Using the records below, filter for lines that contain the string "your" and copy them out.

─── Data for processing ───

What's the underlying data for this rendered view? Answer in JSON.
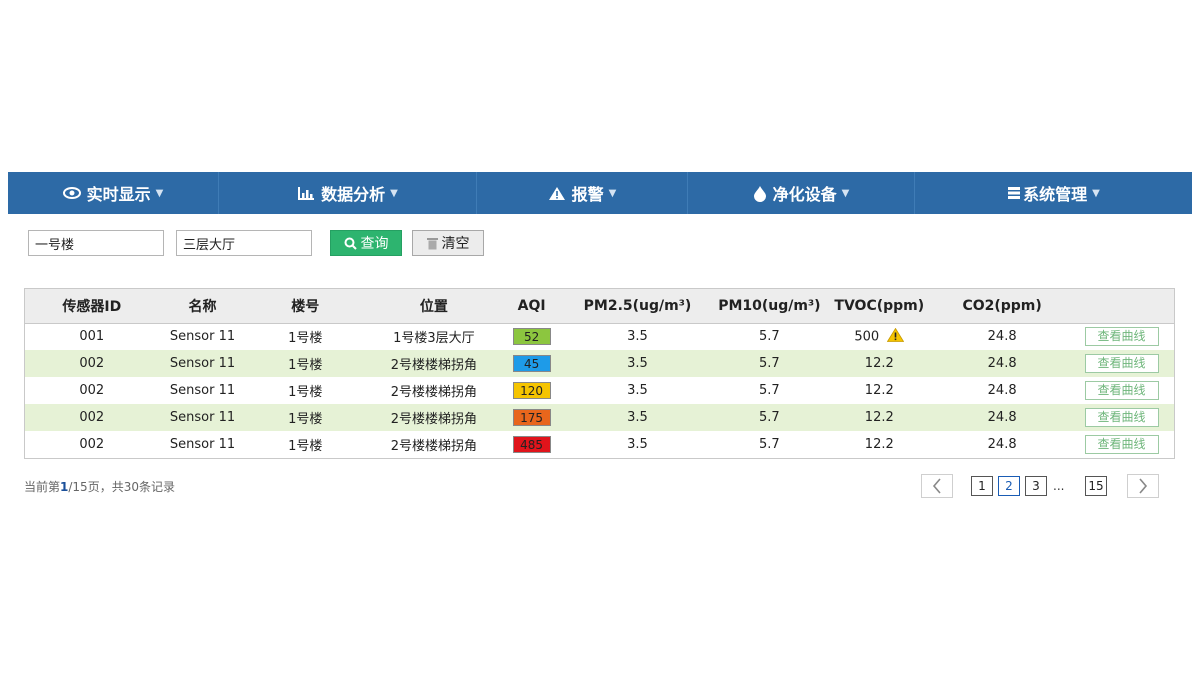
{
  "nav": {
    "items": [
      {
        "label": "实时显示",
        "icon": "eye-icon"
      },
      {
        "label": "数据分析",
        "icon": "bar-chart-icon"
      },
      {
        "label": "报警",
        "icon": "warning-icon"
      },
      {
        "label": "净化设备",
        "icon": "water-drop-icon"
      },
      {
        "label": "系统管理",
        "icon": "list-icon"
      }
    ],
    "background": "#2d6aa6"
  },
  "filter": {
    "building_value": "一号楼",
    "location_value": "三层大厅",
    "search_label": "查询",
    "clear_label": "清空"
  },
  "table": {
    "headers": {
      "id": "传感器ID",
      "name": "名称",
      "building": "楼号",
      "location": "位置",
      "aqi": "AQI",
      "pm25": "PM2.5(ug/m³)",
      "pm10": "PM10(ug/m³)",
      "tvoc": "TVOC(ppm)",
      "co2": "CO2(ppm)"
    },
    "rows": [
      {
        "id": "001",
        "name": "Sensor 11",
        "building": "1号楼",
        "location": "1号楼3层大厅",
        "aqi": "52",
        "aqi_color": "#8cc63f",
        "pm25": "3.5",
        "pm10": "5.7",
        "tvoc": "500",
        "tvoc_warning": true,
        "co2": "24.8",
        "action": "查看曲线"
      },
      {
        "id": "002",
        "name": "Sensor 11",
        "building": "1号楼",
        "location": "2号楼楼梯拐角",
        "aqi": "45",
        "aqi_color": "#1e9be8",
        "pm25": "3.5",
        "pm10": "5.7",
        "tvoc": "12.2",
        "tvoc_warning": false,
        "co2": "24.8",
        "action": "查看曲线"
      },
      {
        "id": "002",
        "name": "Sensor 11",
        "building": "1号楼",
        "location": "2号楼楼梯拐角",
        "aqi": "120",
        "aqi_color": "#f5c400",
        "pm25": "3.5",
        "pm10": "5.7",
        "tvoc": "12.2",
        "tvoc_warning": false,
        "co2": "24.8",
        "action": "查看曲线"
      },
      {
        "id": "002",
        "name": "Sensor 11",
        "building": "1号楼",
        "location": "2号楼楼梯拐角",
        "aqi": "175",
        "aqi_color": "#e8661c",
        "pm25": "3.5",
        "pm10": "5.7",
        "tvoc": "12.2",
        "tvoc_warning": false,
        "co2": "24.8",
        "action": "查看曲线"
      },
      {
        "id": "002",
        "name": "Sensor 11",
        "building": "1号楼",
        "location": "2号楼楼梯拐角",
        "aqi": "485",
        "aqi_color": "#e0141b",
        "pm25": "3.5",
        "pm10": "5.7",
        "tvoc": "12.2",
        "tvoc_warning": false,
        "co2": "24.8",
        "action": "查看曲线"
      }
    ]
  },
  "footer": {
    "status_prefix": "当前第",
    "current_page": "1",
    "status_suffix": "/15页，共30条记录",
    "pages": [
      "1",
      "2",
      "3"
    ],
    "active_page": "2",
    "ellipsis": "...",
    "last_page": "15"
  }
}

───
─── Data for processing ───

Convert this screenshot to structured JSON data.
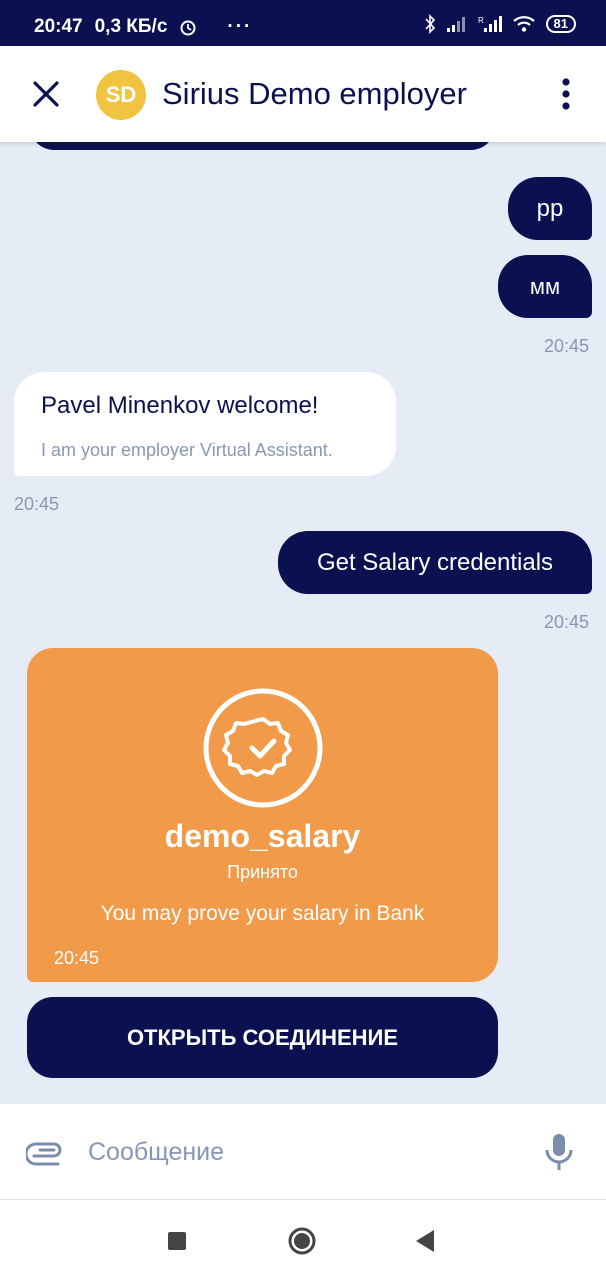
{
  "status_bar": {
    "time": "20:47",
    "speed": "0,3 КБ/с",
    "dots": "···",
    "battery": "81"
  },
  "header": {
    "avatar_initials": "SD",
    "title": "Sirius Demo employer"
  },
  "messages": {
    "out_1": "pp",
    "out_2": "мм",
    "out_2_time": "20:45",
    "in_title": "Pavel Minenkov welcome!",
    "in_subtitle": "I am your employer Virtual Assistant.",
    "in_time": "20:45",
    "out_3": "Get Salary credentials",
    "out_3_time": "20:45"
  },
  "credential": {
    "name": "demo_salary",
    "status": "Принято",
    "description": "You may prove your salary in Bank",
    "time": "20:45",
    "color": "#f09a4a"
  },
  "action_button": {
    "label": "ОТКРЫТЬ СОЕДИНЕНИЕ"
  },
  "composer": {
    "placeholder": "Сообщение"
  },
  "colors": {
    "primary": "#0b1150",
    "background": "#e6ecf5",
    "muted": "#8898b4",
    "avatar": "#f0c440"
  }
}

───

### Worked solution
    "in_subtitle": "I am your employer Virtual Assistant.",
    "description": "You may prove your salary in Bank",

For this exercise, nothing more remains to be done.